● Component data from apps and pages
┄┄┄┄┄┄┄┄┄┄┄┄┄┄┄┄┄┄┄┄

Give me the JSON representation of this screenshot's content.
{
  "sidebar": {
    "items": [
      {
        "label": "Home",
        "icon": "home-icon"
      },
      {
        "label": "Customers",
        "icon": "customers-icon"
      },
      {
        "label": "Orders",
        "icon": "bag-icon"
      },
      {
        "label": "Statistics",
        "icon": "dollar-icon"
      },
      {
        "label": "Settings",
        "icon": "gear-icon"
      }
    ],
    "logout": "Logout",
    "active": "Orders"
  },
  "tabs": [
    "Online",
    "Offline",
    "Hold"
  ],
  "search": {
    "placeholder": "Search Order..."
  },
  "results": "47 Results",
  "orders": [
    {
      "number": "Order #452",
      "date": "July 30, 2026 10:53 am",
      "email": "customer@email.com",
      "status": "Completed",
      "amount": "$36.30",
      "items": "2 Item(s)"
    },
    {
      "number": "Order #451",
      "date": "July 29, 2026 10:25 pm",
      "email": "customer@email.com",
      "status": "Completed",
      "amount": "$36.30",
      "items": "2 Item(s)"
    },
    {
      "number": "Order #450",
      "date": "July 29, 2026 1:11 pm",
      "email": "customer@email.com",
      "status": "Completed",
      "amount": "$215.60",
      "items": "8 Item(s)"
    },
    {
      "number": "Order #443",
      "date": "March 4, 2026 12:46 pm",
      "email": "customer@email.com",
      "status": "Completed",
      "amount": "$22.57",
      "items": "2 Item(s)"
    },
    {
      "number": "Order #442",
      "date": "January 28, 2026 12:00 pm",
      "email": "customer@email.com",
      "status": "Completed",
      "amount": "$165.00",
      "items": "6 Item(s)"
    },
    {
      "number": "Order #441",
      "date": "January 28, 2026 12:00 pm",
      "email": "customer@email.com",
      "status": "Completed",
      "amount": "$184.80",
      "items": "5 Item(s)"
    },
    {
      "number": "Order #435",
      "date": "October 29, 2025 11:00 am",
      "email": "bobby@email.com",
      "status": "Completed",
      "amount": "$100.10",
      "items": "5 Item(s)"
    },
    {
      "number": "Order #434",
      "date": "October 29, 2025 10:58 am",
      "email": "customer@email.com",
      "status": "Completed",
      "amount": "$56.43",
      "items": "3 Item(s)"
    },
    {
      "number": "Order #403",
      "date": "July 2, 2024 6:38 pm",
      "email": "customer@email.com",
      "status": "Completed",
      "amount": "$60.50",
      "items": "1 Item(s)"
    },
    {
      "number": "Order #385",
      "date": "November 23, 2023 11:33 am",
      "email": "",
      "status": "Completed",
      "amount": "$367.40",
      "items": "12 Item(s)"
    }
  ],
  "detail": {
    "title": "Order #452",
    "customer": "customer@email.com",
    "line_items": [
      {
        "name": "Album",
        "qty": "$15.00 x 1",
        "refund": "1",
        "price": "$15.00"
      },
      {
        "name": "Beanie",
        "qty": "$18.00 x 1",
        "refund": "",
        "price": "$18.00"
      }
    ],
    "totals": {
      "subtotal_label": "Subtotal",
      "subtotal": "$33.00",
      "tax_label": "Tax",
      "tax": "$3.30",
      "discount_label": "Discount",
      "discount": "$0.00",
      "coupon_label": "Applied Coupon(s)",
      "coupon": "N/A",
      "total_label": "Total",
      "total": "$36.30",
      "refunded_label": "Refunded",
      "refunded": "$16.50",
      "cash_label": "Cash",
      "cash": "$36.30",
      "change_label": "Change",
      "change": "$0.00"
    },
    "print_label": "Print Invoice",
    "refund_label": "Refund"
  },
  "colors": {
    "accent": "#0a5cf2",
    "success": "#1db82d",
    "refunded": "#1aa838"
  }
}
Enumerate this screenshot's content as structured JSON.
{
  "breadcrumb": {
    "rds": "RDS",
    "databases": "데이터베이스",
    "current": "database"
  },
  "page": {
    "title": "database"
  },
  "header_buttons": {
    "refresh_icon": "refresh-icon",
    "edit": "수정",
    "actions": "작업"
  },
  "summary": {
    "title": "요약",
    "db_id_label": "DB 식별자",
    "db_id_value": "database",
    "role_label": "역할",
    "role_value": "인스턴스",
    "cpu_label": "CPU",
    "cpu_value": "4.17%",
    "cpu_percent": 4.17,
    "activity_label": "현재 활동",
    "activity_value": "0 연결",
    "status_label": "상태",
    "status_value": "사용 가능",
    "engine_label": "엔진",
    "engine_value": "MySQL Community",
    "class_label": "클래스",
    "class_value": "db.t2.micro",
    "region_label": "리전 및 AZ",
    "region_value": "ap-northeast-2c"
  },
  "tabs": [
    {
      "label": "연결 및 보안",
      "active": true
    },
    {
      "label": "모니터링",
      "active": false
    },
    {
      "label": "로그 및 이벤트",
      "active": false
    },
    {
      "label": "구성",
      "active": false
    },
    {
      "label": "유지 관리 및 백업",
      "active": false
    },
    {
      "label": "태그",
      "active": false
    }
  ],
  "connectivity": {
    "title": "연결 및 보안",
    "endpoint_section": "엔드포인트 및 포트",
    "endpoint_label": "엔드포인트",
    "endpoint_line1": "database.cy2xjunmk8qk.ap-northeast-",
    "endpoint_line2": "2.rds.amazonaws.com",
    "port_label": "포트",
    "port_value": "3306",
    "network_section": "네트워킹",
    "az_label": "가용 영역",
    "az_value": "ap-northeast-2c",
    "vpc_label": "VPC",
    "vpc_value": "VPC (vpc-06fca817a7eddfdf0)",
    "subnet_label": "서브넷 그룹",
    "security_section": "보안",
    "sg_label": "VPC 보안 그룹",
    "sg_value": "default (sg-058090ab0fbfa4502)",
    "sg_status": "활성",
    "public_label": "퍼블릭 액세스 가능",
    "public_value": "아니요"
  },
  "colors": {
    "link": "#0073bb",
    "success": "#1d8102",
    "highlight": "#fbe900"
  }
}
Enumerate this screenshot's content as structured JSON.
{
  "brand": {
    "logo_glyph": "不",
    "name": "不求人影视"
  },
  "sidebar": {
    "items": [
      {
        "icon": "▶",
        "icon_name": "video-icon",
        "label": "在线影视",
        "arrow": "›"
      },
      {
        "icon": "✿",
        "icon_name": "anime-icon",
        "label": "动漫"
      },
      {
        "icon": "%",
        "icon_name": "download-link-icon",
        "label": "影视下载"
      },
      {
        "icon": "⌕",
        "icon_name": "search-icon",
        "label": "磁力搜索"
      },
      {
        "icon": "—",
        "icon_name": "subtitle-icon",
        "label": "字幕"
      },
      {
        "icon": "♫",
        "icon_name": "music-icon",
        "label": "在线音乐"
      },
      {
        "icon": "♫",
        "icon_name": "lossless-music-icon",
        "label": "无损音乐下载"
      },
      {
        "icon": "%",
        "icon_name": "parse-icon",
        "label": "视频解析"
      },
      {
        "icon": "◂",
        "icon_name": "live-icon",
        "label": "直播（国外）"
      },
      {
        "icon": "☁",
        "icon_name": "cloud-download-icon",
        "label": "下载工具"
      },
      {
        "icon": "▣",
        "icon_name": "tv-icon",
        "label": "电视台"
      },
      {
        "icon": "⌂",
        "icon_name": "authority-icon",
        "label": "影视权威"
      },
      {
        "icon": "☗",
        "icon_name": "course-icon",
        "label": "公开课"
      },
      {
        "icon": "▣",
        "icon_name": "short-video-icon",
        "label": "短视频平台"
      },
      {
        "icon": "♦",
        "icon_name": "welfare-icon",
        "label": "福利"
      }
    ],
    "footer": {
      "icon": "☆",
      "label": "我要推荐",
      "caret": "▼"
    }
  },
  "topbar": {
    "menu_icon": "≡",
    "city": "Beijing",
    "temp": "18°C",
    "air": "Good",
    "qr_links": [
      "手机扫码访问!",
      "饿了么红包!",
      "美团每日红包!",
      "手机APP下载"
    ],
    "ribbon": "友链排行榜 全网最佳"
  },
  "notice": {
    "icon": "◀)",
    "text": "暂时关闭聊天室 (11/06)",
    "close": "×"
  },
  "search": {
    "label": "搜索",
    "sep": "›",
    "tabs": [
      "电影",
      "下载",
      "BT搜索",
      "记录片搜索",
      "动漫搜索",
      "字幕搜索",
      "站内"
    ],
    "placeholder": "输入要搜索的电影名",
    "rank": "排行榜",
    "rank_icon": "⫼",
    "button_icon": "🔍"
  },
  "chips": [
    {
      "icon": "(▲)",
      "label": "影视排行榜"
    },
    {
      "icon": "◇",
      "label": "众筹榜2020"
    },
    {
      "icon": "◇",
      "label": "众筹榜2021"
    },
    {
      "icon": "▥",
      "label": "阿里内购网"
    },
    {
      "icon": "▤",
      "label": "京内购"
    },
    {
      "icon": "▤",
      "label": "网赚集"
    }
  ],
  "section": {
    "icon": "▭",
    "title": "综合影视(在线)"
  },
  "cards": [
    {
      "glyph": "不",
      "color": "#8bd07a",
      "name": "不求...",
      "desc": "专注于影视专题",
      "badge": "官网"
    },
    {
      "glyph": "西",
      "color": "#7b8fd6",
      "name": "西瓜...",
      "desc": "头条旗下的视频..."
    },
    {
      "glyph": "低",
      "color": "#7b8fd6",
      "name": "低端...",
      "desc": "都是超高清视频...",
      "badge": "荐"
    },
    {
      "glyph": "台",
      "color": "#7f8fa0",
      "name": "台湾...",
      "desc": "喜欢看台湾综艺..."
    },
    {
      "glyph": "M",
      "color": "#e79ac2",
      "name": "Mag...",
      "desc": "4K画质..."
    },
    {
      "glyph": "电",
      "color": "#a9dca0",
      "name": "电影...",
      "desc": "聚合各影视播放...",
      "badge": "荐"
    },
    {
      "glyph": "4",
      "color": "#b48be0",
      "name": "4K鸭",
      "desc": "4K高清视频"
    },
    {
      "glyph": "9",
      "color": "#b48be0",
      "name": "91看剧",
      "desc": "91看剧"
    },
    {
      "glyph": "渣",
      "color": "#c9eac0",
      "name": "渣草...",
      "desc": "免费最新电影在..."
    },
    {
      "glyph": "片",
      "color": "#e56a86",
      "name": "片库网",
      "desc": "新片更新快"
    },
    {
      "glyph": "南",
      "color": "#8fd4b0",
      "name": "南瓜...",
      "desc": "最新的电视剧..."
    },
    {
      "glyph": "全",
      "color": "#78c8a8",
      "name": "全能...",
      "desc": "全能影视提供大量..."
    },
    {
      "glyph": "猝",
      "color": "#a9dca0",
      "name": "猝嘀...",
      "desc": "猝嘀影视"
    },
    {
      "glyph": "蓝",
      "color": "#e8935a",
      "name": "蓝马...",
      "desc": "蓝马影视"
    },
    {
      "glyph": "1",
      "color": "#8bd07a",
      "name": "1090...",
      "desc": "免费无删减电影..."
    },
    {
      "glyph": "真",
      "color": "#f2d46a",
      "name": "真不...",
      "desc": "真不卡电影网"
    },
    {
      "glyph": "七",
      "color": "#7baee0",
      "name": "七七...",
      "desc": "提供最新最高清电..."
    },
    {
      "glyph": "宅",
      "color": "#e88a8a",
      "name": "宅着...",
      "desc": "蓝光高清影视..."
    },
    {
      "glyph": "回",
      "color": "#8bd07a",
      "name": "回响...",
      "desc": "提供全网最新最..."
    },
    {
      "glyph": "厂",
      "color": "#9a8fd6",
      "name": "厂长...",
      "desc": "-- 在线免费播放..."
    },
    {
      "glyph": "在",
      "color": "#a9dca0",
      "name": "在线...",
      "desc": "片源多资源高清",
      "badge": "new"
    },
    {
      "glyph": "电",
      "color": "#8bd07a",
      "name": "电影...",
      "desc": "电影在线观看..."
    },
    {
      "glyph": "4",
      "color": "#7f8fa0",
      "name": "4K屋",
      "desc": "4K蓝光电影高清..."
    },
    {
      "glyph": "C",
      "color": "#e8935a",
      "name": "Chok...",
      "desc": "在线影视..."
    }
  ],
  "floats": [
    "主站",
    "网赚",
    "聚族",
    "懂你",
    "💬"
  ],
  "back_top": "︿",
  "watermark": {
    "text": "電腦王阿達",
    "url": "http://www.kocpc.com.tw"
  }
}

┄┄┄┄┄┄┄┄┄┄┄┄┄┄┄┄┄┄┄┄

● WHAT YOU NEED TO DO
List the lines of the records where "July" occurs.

● WRITTEN ANSWER
      "date": "July 30, 2026 10:53 am",
      "date": "July 29, 2026 10:25 pm",
      "date": "July 29, 2026 1:11 pm",
      "date": "July 2, 2024 6:38 pm",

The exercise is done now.